* **Excerpted records**:

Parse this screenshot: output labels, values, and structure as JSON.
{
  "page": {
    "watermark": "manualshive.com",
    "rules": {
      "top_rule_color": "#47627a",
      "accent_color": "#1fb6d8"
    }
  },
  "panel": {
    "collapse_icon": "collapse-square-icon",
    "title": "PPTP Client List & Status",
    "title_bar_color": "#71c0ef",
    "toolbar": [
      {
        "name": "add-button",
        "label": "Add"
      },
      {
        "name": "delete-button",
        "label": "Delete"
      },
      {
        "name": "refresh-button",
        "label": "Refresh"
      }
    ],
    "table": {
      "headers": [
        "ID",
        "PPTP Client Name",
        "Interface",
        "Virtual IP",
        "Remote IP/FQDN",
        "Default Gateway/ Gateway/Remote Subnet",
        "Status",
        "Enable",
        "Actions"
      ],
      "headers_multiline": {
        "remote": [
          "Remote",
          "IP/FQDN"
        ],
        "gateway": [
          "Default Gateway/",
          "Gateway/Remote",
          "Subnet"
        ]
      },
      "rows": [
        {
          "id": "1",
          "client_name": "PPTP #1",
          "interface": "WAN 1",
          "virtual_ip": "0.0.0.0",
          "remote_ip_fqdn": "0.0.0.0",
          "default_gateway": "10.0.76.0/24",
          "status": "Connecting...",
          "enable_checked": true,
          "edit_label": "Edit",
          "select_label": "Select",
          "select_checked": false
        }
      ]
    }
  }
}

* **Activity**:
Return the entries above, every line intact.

* **Answer box**:
Parse this screenshot: output labels, values, and structure as JSON.
{
  "page": {
    "watermark": "manualshive.com",
    "rules": {
      "top_rule_color": "#47627a",
      "accent_color": "#1fb6d8"
    }
  },
  "panel": {
    "collapse_icon": "collapse-square-icon",
    "title": "PPTP Client List & Status",
    "title_bar_color": "#71c0ef",
    "toolbar": [
      {
        "name": "add-button",
        "label": "Add"
      },
      {
        "name": "delete-button",
        "label": "Delete"
      },
      {
        "name": "refresh-button",
        "label": "Refresh"
      }
    ],
    "table": {
      "headers": [
        "ID",
        "PPTP Client Name",
        "Interface",
        "Virtual IP",
        "Remote IP/FQDN",
        "Default Gateway/ Gateway/Remote Subnet",
        "Status",
        "Enable",
        "Actions"
      ],
      "headers_multiline": {
        "remote": [
          "Remote",
          "IP/FQDN"
        ],
        "gateway": [
          "Default Gateway/",
          "Gateway/Remote",
          "Subnet"
        ]
      },
      "rows": [
        {
          "id": "1",
          "client_name": "PPTP #1",
          "interface": "WAN 1",
          "virtual_ip": "0.0.0.0",
          "remote_ip_fqdn": "0.0.0.0",
          "default_gateway": "10.0.76.0/24",
          "status": "Connecting...",
          "enable_checked": true,
          "edit_label": "Edit",
          "select_label": "Select",
          "select_checked": false
        }
      ]
    }
  }
}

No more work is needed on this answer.